He added, “Road mortalities are easy, but we need to start looking for genetic defects as well. If that’s the case, it might help to bring in new DNA.”
Currently, the EBCI Natural Resources program is working on a study to find out economic impact of the elk as well as garner community knowledge and thoughts on the elk herd. The study is being conducted by Responsive Management, a firm from Virginia that conducted a similar study for the Tribe several years ago on the fishing industry in Cherokee.
The study involves a random call survey to EBCI tribal members ages 18 and over. “We’re going to find out what people think elk should be used for…should we hunt them or not? And, other questions will be asked like do you think they’re important to the ecosystem? We want to know what people know and what they think.”
He also said garnering community knowledge about the elk will identify what misconceptions about the herd exist. “That will help us guide our outreach efforts. This guides our management.”
In addition to the survey for EBCI tribal members, Responsive Management is also doing a survey for tourists regarding their thoughts and decisions regarding elk viewing. “We’re going to find out how much elk are worth.”
For instance, one sample question is ‘If you’re going fishing and choosing between here and other destinations and you know elk can be viewed here, will that impact your decision?’
According to information from the Rocky Mountain Elk Foundation (RMEF), “Prior to European settlement, about one million elk roamed nearly all of the United States and parts of Canada. Today, about one million elk live in the western United States, Wisconsin, Michigan, Minnesota, Missouri, Pennsylvania, Arkansas, Kentucky, Tennessee, Virginia, West Virginia, and North Carolina, and from Ontario west in Canada.”
Kim DeLozier, RMEF conservation program manager and former wildlife biologist with the Great Smoky Mountains National Park, said it takes around $1 million to reestablish an elk herd in an area. “We provide some technical support, and we also continue to provide financial support. And, that financial support really comes through the PAC (Project Advisory Committee) which is a program where all the fundraising that the Elk Foundation does, whether it’s our annual fundraisers, donations, membership – a portion of that comes back to the state.”
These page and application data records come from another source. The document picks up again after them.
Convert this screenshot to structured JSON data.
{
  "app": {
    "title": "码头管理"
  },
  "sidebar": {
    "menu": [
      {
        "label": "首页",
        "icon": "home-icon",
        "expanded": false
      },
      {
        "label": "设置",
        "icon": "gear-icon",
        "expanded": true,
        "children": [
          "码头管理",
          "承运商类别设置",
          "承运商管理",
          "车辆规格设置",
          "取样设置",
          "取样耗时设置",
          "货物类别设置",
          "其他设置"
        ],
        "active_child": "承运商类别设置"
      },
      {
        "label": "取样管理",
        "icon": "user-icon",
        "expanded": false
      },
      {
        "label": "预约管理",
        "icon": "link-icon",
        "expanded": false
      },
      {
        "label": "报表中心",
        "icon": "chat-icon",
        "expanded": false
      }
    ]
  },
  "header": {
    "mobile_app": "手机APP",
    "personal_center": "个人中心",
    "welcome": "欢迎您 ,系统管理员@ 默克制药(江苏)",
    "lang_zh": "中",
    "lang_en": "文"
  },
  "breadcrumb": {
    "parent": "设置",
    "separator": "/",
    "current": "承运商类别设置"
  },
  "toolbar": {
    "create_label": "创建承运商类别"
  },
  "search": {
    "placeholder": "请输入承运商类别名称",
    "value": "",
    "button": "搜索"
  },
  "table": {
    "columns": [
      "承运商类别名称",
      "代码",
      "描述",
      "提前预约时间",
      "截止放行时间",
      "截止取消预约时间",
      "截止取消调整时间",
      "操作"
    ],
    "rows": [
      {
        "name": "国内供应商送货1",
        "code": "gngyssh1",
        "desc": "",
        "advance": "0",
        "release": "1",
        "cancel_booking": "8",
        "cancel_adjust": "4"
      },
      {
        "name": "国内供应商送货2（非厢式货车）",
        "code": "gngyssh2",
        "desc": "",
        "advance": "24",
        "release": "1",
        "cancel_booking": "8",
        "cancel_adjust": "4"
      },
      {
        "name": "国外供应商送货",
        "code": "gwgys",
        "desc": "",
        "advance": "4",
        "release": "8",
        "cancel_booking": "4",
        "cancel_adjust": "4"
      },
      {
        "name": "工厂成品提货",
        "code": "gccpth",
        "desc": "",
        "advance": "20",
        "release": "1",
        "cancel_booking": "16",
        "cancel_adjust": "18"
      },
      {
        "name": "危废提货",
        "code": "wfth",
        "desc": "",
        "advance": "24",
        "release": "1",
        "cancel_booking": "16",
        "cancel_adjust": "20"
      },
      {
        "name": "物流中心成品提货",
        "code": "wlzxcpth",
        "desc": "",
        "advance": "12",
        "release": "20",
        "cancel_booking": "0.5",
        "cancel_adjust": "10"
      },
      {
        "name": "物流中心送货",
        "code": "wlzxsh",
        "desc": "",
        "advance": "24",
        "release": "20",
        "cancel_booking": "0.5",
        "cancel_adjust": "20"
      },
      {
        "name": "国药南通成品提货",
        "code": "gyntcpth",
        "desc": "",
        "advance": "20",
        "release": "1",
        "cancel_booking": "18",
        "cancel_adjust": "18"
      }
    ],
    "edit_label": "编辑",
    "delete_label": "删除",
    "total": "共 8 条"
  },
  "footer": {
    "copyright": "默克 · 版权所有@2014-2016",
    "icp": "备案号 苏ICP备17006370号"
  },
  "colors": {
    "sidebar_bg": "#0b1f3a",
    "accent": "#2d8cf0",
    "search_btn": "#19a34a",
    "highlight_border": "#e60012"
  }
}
Part of that money comes to North Carolina to help the herd for management, research, and habitat improvements. “We want to continue to put money back into taking care of the herd, doing research or management, or habitat work. The biggest part of the future is going to be habitat. They’re here right now, and so obviously we’ve got to make sure they’ve got a good place to live, something good to eat, and a good environment.”
He added, “We want to put as much money into habitat work as we can. The Tribe is one of those offices that has done good work on habitat.”
If you have any elk issues in the Cherokee community, you are encouraged to contact the following staff of the EBCI Natural Resources Cherokee Fisheries and Wildlife program: Dallas Bradley 359-6117, cell 788-9193 or Paula Price 359-6110.